A central plank New Testament thought is that Christ is a perfect High Priest. In order to be a perfect High Priest it was necessary that the Lord should be tempted. Yet it order to be a perfect sacrifice it was necessary that the Lord should be without sin. Both of these we are assured He achieved. However, these facts leave us with a startling enigma at the beginning of Mark's Gospel. Why did the spotless, sinless lamb of God submit to a baptism of repentance? This question has taxed believers since the earliest of times; indeed John himself was surprised by the event. However, I believe we shall see that this seeming problem in Scripture is not an oddity to be avoided but indeed a clue regarding the link and distinction between the Old and New testaments.
Central to the baptism of the Lord is clearly John the Baptist; the greatest man ever to have lived, up until the Lord's time. We are told by our Lord that John was a prophet and was even the promised Elijah. We know that the message of John was an essential precursor to the Lord Himself and that John instantly recognized who the Lord was. Nonetheless we also know that John himself was not even a believer in the New Testament sense of the word. In fact we know that John maintained a band of disciples long after the Lord's ministry had started and that, at least in some sense, it was necessary for John's ministry to diminish for the Lord's to flourish.
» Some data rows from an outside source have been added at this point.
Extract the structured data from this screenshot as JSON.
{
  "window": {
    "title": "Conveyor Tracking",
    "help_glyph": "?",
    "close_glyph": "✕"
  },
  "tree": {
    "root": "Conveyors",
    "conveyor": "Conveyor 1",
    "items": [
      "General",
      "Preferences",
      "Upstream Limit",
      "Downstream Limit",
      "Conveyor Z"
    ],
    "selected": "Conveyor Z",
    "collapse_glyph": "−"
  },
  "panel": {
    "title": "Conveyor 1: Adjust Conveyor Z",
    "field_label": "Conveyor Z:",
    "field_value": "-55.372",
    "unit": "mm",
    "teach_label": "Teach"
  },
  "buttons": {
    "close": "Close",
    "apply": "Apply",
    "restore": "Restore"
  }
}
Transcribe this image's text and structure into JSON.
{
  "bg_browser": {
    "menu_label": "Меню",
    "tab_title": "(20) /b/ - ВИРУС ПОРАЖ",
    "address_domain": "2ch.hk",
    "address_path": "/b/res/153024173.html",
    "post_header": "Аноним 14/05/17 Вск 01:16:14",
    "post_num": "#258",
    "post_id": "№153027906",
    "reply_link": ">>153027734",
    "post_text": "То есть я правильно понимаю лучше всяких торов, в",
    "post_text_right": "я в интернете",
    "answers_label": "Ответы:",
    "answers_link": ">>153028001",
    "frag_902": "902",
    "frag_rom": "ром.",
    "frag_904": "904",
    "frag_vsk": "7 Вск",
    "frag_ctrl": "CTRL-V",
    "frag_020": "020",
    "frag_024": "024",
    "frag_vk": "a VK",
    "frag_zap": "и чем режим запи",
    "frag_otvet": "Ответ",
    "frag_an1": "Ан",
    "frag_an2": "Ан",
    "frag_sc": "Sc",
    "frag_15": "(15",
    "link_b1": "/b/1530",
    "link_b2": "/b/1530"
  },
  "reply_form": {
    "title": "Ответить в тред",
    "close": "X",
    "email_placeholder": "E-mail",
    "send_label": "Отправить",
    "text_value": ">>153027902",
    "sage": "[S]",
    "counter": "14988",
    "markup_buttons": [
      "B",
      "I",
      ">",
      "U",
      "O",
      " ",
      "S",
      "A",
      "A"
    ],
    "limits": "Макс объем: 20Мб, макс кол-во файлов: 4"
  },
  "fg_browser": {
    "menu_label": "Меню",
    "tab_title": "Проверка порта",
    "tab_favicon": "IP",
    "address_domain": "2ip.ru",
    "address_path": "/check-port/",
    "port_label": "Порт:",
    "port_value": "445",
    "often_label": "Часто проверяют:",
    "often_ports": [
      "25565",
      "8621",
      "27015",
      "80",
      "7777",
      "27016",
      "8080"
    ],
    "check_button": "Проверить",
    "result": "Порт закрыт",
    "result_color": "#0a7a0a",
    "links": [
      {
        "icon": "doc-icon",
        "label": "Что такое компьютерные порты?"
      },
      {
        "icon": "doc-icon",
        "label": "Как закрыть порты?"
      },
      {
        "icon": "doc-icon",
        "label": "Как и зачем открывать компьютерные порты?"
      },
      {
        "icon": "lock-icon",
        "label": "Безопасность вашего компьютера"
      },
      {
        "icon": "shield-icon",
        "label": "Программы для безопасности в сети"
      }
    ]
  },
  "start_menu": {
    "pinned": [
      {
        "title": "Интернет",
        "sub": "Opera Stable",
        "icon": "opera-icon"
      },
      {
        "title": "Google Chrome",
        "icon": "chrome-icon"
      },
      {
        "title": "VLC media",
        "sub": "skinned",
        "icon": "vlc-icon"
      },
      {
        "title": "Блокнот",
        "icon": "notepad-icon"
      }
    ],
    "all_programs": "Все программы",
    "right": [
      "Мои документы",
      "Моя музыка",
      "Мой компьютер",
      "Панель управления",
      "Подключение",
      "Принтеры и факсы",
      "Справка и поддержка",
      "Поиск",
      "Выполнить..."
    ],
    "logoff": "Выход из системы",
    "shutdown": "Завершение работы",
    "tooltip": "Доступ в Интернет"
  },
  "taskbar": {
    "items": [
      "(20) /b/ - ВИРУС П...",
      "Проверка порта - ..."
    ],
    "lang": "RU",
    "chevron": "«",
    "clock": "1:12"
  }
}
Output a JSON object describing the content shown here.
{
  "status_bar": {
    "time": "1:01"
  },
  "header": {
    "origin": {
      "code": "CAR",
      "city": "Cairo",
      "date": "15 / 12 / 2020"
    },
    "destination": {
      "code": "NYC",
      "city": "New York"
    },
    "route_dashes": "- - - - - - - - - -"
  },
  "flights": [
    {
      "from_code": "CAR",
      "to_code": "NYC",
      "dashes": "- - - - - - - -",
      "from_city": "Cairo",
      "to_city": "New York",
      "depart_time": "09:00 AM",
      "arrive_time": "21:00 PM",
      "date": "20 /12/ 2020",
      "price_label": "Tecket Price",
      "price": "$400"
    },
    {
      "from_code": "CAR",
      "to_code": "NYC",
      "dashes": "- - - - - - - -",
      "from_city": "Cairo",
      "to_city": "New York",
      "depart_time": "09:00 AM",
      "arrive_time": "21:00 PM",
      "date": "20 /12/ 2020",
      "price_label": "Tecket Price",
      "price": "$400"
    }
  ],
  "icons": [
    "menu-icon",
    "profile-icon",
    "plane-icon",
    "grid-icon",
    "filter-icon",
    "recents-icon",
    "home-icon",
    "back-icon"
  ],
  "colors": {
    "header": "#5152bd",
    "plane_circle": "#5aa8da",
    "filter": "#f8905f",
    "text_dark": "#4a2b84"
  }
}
If John himself was a seemingly complex character his ministry really wasn't. "Repent ye: for the kingdom of heaven is at hand." Whilst he would occasionally vary the wording; and he did refer to the one coming that was greater his underlying message was plain. We have sinned, we need to repent, and we should show our repentance through the waters of baptism. He even backed his message with standard old school ascetic behavior. There was no doubt in anyone's mind that to be baptized of John was a symbol of internal repentance of sins committed.
It is therefore not surprising that John recoiled when the Lord came to be baptized. John was preparing sinners to meet their Lord; there was no ostensible reason for one that was and is sinless to go through John's baptism. However, the Lord makes quite clear that it is not only ok but actually necessary for the baptism to take place; the question is clearly why.
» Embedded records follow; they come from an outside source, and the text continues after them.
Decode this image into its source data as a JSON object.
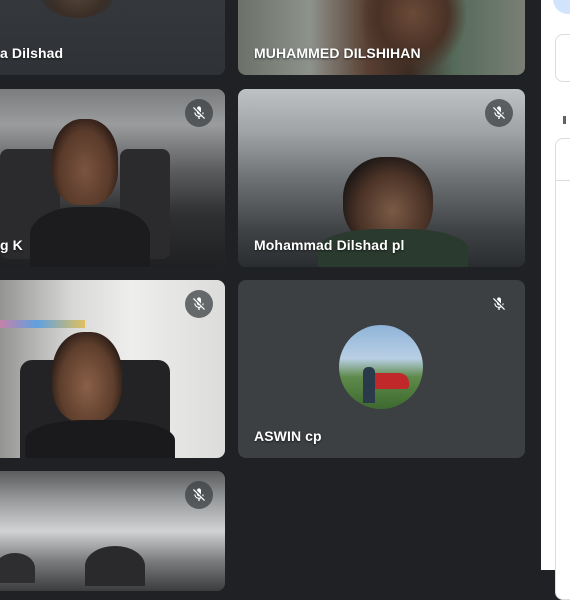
{
  "participants": [
    {
      "name": "a Dilshad",
      "muted": false
    },
    {
      "name": "MUHAMMED DILSHIHAN",
      "muted": false
    },
    {
      "name": "g K",
      "muted": true
    },
    {
      "name": "Mohammad Dilshad pl",
      "muted": true
    },
    {
      "name": "",
      "muted": true
    },
    {
      "name": "ASWIN cp",
      "muted": true
    },
    {
      "name": "",
      "muted": true
    }
  ],
  "colors": {
    "background": "#202124",
    "tile": "#3c4043",
    "panel": "#ffffff"
  },
  "icons": {
    "mute": "mic-off-icon"
  }
}
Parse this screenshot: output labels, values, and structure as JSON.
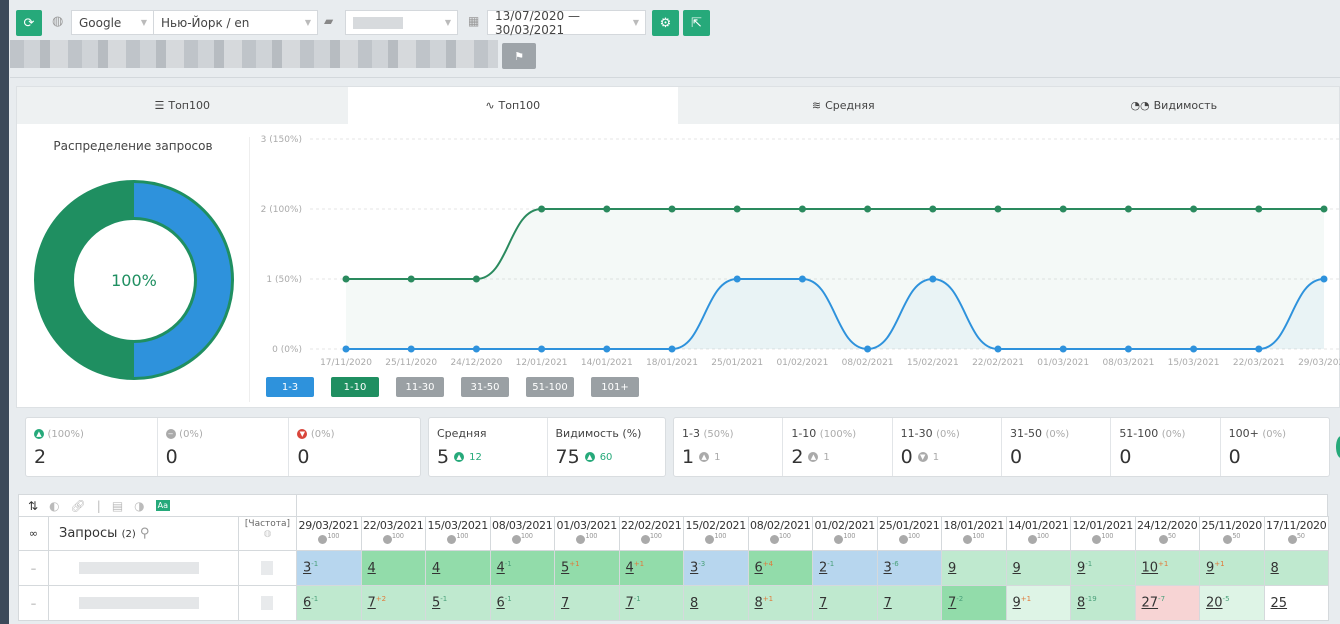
{
  "toolbar": {
    "engine": "Google",
    "region": "Нью-Йорк / en",
    "date_range": "13/07/2020 — 30/03/2021"
  },
  "tabs": [
    {
      "label": "Топ100",
      "icon": "layers-icon"
    },
    {
      "label": "Топ100",
      "icon": "pulse-icon",
      "active": true
    },
    {
      "label": "Средняя",
      "icon": "lines-icon"
    },
    {
      "label": "Видимость",
      "icon": "glasses-icon"
    }
  ],
  "donut": {
    "title": "Распределение запросов",
    "center": "100%",
    "blue_fraction": 0.5,
    "colors": {
      "blue": "#2e92dc",
      "green": "#1f8f61"
    }
  },
  "chart_data": {
    "type": "line",
    "x": [
      "17/11/2020",
      "25/11/2020",
      "24/12/2020",
      "12/01/2021",
      "14/01/2021",
      "18/01/2021",
      "25/01/2021",
      "01/02/2021",
      "08/02/2021",
      "15/02/2021",
      "22/02/2021",
      "01/03/2021",
      "08/03/2021",
      "15/03/2021",
      "22/03/2021",
      "29/03/2021"
    ],
    "yticks": [
      "0 (0%)",
      "1 (50%)",
      "2 (100%)",
      "3 (150%)"
    ],
    "ylim": [
      0,
      3
    ],
    "series": [
      {
        "name": "1-10",
        "color": "#2a8a5e",
        "values": [
          1,
          1,
          1,
          2,
          2,
          2,
          2,
          2,
          2,
          2,
          2,
          2,
          2,
          2,
          2,
          2
        ]
      },
      {
        "name": "1-3",
        "color": "#2e92dc",
        "values": [
          0,
          0,
          0,
          0,
          0,
          0,
          1,
          1,
          0,
          1,
          0,
          0,
          0,
          0,
          0,
          1
        ]
      }
    ],
    "legend": [
      {
        "label": "1-3",
        "color": "#2e92dc"
      },
      {
        "label": "1-10",
        "color": "#1f8f61"
      },
      {
        "label": "11-30",
        "color": "#9aa0a4"
      },
      {
        "label": "31-50",
        "color": "#9aa0a4"
      },
      {
        "label": "51-100",
        "color": "#9aa0a4"
      },
      {
        "label": "101+",
        "color": "#9aa0a4"
      }
    ]
  },
  "stats1": [
    {
      "pct": "(100%)",
      "value": "2",
      "icon": "arrow-up-circle-icon"
    },
    {
      "pct": "(0%)",
      "value": "0",
      "icon": "minus-circle-icon"
    },
    {
      "pct": "(0%)",
      "value": "0",
      "icon": "arrow-down-circle-icon"
    }
  ],
  "stats2": [
    {
      "label": "Средняя",
      "value": "5",
      "delta": "12"
    },
    {
      "label": "Видимость (%)",
      "value": "75",
      "delta": "60"
    }
  ],
  "stats3": [
    {
      "label": "1-3",
      "pct": "(50%)",
      "value": "1",
      "delta": "1",
      "dir": "up"
    },
    {
      "label": "1-10",
      "pct": "(100%)",
      "value": "2",
      "delta": "1",
      "dir": "up"
    },
    {
      "label": "11-30",
      "pct": "(0%)",
      "value": "0",
      "delta": "1",
      "dir": "down"
    },
    {
      "label": "31-50",
      "pct": "(0%)",
      "value": "0"
    },
    {
      "label": "51-100",
      "pct": "(0%)",
      "value": "0"
    },
    {
      "label": "100+",
      "pct": "(0%)",
      "value": "0"
    }
  ],
  "table": {
    "queries_label": "Запросы",
    "queries_count": "(2)",
    "freq_label": "[Частота]",
    "row_marker": "–",
    "dates": [
      {
        "d": "29/03/2021",
        "p": "100"
      },
      {
        "d": "22/03/2021",
        "p": "100"
      },
      {
        "d": "15/03/2021",
        "p": "100"
      },
      {
        "d": "08/03/2021",
        "p": "100"
      },
      {
        "d": "01/03/2021",
        "p": "100"
      },
      {
        "d": "22/02/2021",
        "p": "100"
      },
      {
        "d": "15/02/2021",
        "p": "100"
      },
      {
        "d": "08/02/2021",
        "p": "100"
      },
      {
        "d": "01/02/2021",
        "p": "100"
      },
      {
        "d": "25/01/2021",
        "p": "100"
      },
      {
        "d": "18/01/2021",
        "p": "100"
      },
      {
        "d": "14/01/2021",
        "p": "100"
      },
      {
        "d": "12/01/2021",
        "p": "100"
      },
      {
        "d": "24/12/2020",
        "p": "50"
      },
      {
        "d": "25/11/2020",
        "p": "50"
      },
      {
        "d": "17/11/2020",
        "p": "50"
      }
    ],
    "rows": [
      [
        {
          "v": "3",
          "c": "-1",
          "t": "blue"
        },
        {
          "v": "4",
          "t": "green"
        },
        {
          "v": "4",
          "t": "green"
        },
        {
          "v": "4",
          "c": "-1",
          "t": "green"
        },
        {
          "v": "5",
          "c": "+1",
          "t": "green"
        },
        {
          "v": "4",
          "c": "+1",
          "t": "green"
        },
        {
          "v": "3",
          "c": "-3",
          "t": "blue"
        },
        {
          "v": "6",
          "c": "+4",
          "t": "green"
        },
        {
          "v": "2",
          "c": "-1",
          "t": "blue"
        },
        {
          "v": "3",
          "c": "-6",
          "t": "blue"
        },
        {
          "v": "9",
          "t": "light"
        },
        {
          "v": "9",
          "t": "light"
        },
        {
          "v": "9",
          "c": "-1",
          "t": "light"
        },
        {
          "v": "10",
          "c": "+1",
          "t": "light"
        },
        {
          "v": "9",
          "c": "+1",
          "t": "light"
        },
        {
          "v": "8",
          "t": "light"
        }
      ],
      [
        {
          "v": "6",
          "c": "-1",
          "t": "light"
        },
        {
          "v": "7",
          "c": "+2",
          "t": "light"
        },
        {
          "v": "5",
          "c": "-1",
          "t": "light"
        },
        {
          "v": "6",
          "c": "-1",
          "t": "light"
        },
        {
          "v": "7",
          "t": "light"
        },
        {
          "v": "7",
          "c": "-1",
          "t": "light"
        },
        {
          "v": "8",
          "t": "light"
        },
        {
          "v": "8",
          "c": "+1",
          "t": "light"
        },
        {
          "v": "7",
          "t": "light"
        },
        {
          "v": "7",
          "t": "light"
        },
        {
          "v": "7",
          "c": "-2",
          "t": "green"
        },
        {
          "v": "9",
          "c": "+1",
          "t": "pale"
        },
        {
          "v": "8",
          "c": "-19",
          "t": "light"
        },
        {
          "v": "27",
          "c": "-7",
          "t": "pink"
        },
        {
          "v": "20",
          "c": "-5",
          "t": "pale"
        },
        {
          "v": "25",
          "t": "white"
        }
      ]
    ]
  }
}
John Wesley in his commentary suggests that the Lord was showing a holy exactness in execution of divine command. The picture here is one of a perfect servant in total obedience. The ordinance of baptism is almost pictured as an arbitrary hoop and the Lord jumps through it even though he clearly doesn't need to. This is clearly mirrored in the Lord's death where the only person that ever didn't deserve to die chose to die anyway.
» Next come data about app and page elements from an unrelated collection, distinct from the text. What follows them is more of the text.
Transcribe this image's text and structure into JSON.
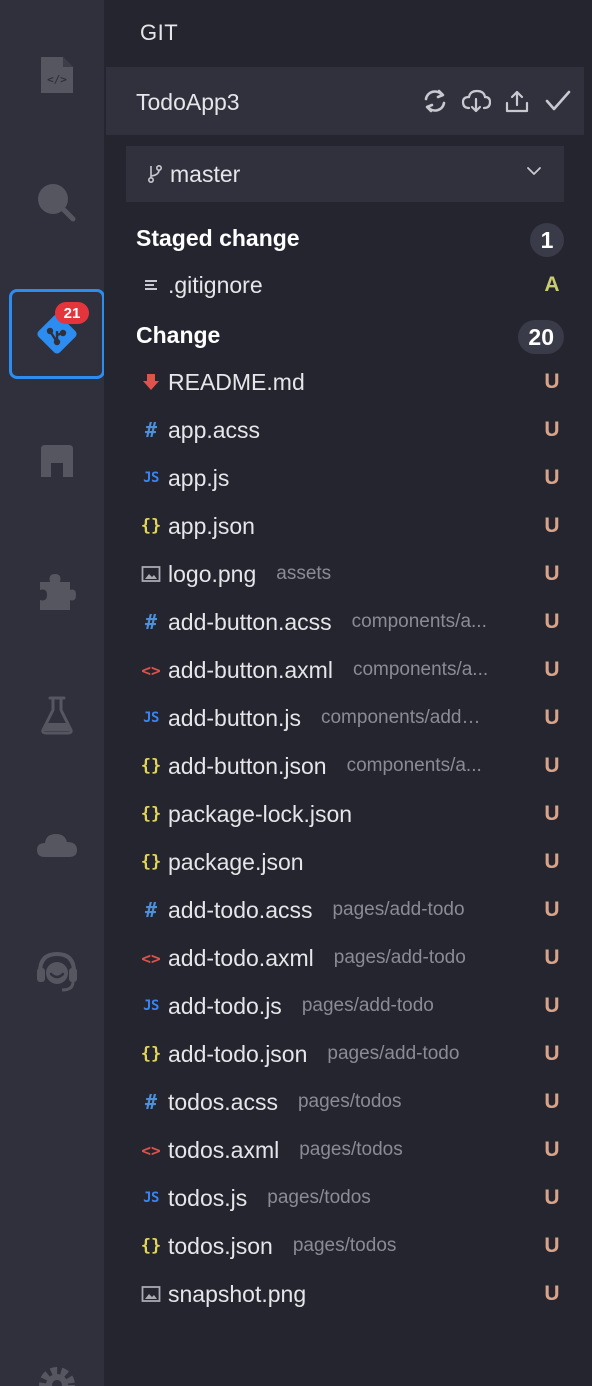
{
  "activity_bar": {
    "items": [
      {
        "name": "explorer-icon"
      },
      {
        "name": "search-icon"
      },
      {
        "name": "git-icon",
        "badge": "21",
        "active": true
      },
      {
        "name": "components-icon"
      },
      {
        "name": "extensions-icon"
      },
      {
        "name": "test-icon"
      },
      {
        "name": "cloud-icon"
      },
      {
        "name": "support-icon"
      },
      {
        "name": "settings-icon"
      }
    ]
  },
  "panel": {
    "title": "GIT",
    "repo": {
      "name": "TodoApp3",
      "actions": [
        "refresh-icon",
        "pull-icon",
        "push-icon",
        "commit-icon"
      ]
    },
    "branch": {
      "name": "master"
    },
    "staged": {
      "label": "Staged change",
      "count": "1",
      "files": [
        {
          "name": ".gitignore",
          "path": "",
          "status": "A",
          "icon": "text-file-icon"
        }
      ]
    },
    "changes": {
      "label": "Change",
      "count": "20",
      "files": [
        {
          "name": "README.md",
          "path": "",
          "status": "U",
          "icon": "markdown-icon"
        },
        {
          "name": "app.acss",
          "path": "",
          "status": "U",
          "icon": "css-icon"
        },
        {
          "name": "app.js",
          "path": "",
          "status": "U",
          "icon": "js-icon"
        },
        {
          "name": "app.json",
          "path": "",
          "status": "U",
          "icon": "json-icon"
        },
        {
          "name": "logo.png",
          "path": "assets",
          "status": "U",
          "icon": "image-icon"
        },
        {
          "name": "add-button.acss",
          "path": "components/a...",
          "status": "U",
          "icon": "css-icon"
        },
        {
          "name": "add-button.axml",
          "path": "components/a...",
          "status": "U",
          "icon": "xml-icon"
        },
        {
          "name": "add-button.js",
          "path": "components/add-...",
          "status": "U",
          "icon": "js-icon"
        },
        {
          "name": "add-button.json",
          "path": "components/a...",
          "status": "U",
          "icon": "json-icon"
        },
        {
          "name": "package-lock.json",
          "path": "",
          "status": "U",
          "icon": "json-icon"
        },
        {
          "name": "package.json",
          "path": "",
          "status": "U",
          "icon": "json-icon"
        },
        {
          "name": "add-todo.acss",
          "path": "pages/add-todo",
          "status": "U",
          "icon": "css-icon"
        },
        {
          "name": "add-todo.axml",
          "path": "pages/add-todo",
          "status": "U",
          "icon": "xml-icon"
        },
        {
          "name": "add-todo.js",
          "path": "pages/add-todo",
          "status": "U",
          "icon": "js-icon"
        },
        {
          "name": "add-todo.json",
          "path": "pages/add-todo",
          "status": "U",
          "icon": "json-icon"
        },
        {
          "name": "todos.acss",
          "path": "pages/todos",
          "status": "U",
          "icon": "css-icon"
        },
        {
          "name": "todos.axml",
          "path": "pages/todos",
          "status": "U",
          "icon": "xml-icon"
        },
        {
          "name": "todos.js",
          "path": "pages/todos",
          "status": "U",
          "icon": "js-icon"
        },
        {
          "name": "todos.json",
          "path": "pages/todos",
          "status": "U",
          "icon": "json-icon"
        },
        {
          "name": "snapshot.png",
          "path": "",
          "status": "U",
          "icon": "image-icon"
        }
      ]
    }
  },
  "colors": {
    "accent": "#2d8cf0",
    "badge": "#e5353c",
    "untracked": "#d9a38a",
    "added": "#c8cc6f"
  }
}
The Geneva Bible Notes take an altogether different slant here they suggest that baptism (and eventually our baptism) is consecrated or sanctified through the fact that the Lord Jesus submitted to it. In other words baptism had been an arbitrary (or at least un-validated) hoop but that hoop had become a valid ordinance because of the Lord's action of submitting to it Himself. Again we see a mirror to the Lord's death. He passed through baptism and then death and came out the other side; we are called to do the same.
Viewed from one angle the two commentaries are entirely antithetical. In Wesley's the Lord is being brought under and ordinance; in GBN the ordinance is being brought under the Lord.
We see a similar divergence of viewpoint when the subsequent temptation of the Lord is viewed. Wesley sees the common plight of man that highs are often followed by lows. Wesley even proceeds to suggest that the 'driving of the spirit' was actually an inward impulse rather than divine direction. GBN sees that the Lord resisting temptation through His virtue is the method through which we too can resist temptation through His virtue. Geneva also sees the 'spirit' as the Holy Spirit that descended in the previous verse.
Despite the seeming disparity between these two commentators I believe that the real reason for the Lord's baptism and temptation is best seen as a confluence of these two modes of thinking. In one sense I believe Wesley is right. The Lord was a Jew, obeying Jewish laws. The Lord was a man subject to the same temptations and bodily needs as us. Through his involvement in a Jewish revival and then a personal trial he comes beside His people as He was ordained to do. Yet at the same time, GBN is correct, He is God. He cannot come close to anyone or anything without leaving it forever altered. In partaking of John's baptism he made our baptism real. In being tempted he gave us access to a great High Priest that understands our infirmities.
As these two strands entwine we also see the Old Testament blend to the New. John, like many Old Testament saints, was faithful and obedient without full understanding. Their actions might have seemed and even been meaningless at the point they executed them. Yet when seen through the light and subsequent actions of the Lord Jesus they are all seen to be synthesized into His great plan. May we too, as the weeks progress, be faithful and obedient even if we don't fully understand. May we also look forward to that time when we shall see how the strands connect and lead to our head, the Lord Himself. Amen.